Greek tourism is booming. Since 2013 the industry has been setting new records every year. It is soon expected to make up a quarter of the country’s GDP. However, the new high taxes might have a negative impact.
Tourism has set a record in Greece last year, with more than 26 million tourists visiting the country. In 2016 there were 24.8 million visits, most from Germany. Since 2013, the number of foreign tourists has grown annually.
On the shoulders of tourism, Greece has fought the economic crisis. But now a new tax threatens to torpedo the most important sector of the country. Since the beginning of the year, there is the so-called “sleeping tax”.
Now, tourists have to pay from 50 cents to 4 euros, depending on the accommodation rating. The business consulting firm Grant Thorton expects the tax revenues of 156 to 160 million euros.
At the same time, Greek tourism is threatened with a fiasco. The country’s most important industry, which is expected to account for nearly a quarter of the GDP in ten years, is threatening to lose millions of euros in revenue. In addition, 6174 jobs will be eliminated, the experts from Grant Thorton say.
In particular, the timing of the introduction is considered risky. Egyptian and Turkish tourism is on a rise and will compete with Greece for tourists. Although the Greek island of Kos recorded a 25% increase in bookings, in the same period, bookings in Hurghada in Egypt increased by 61%. The Turkish city of Antalya registered an increase of as much as 99%.
Greece has a disadvantage. The tourism industry is heavily taxed: 29% tax on profits, 24% on tourism services and 13% VAT on overnight stays. All these taxes are also present in other tourism strongholds but are much lower.

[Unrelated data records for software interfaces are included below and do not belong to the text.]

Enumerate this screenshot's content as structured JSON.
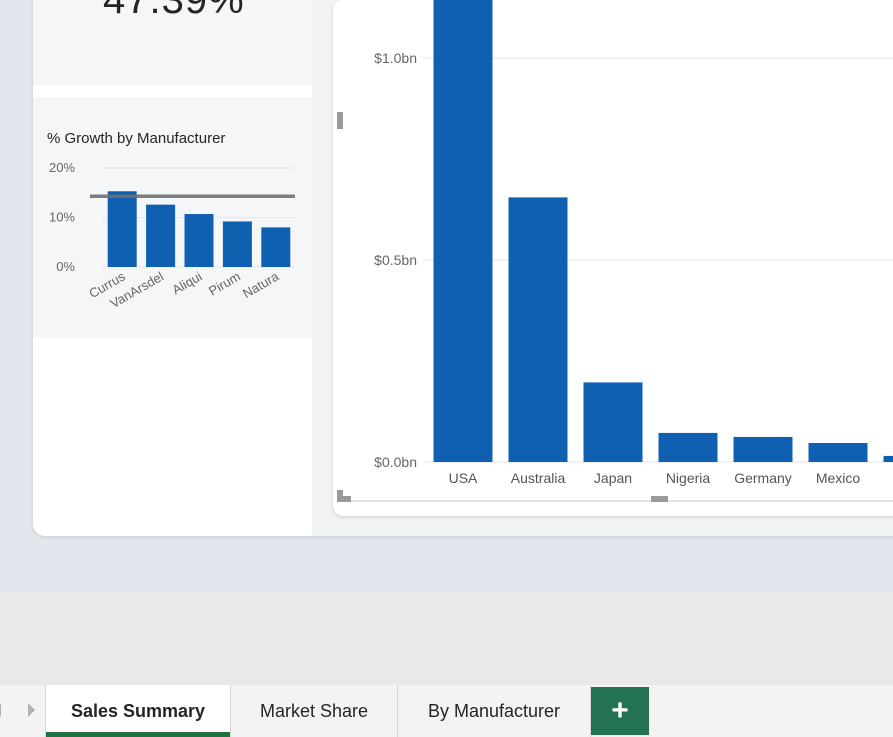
{
  "kpi": {
    "value": "47.39%"
  },
  "growth_chart": {
    "title": "% Growth by Manufacturer",
    "chart_data": {
      "type": "bar",
      "categories": [
        "Currus",
        "VanArsdel",
        "Aliqui",
        "Pirum",
        "Natura"
      ],
      "values": [
        15.3,
        12.6,
        10.7,
        9.2,
        8.0
      ],
      "ytick_labels": [
        "0%",
        "10%",
        "20%"
      ],
      "ylim": [
        0,
        20
      ],
      "reference_line": 14.3,
      "bar_color": "#1060b2",
      "reference_line_color": "#707070"
    }
  },
  "country_chart": {
    "chart_data": {
      "type": "bar",
      "categories": [
        "USA",
        "Australia",
        "Japan",
        "Nigeria",
        "Germany",
        "Mexico",
        ""
      ],
      "values": [
        1.25,
        0.655,
        0.197,
        0.072,
        0.062,
        0.047,
        0.015
      ],
      "ytick_labels": [
        "$0.0bn",
        "$0.5bn",
        "$1.0bn"
      ],
      "yticks": [
        0,
        0.5,
        1.0
      ],
      "ylim": [
        0,
        1.1
      ],
      "bar_color": "#1060b2"
    }
  },
  "tabs": [
    {
      "label": "Sales Summary",
      "active": true
    },
    {
      "label": "Market Share",
      "active": false
    },
    {
      "label": "By Manufacturer",
      "active": false
    }
  ],
  "add_tab": {
    "label": "+"
  }
}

Greek tourism has been able to attract tourists from abroad even during the economic crisis, especially through price reductions. These price cuts, however, could be eliminated because of numerous taxes. Thus, holidays in Greece could become more expensive again.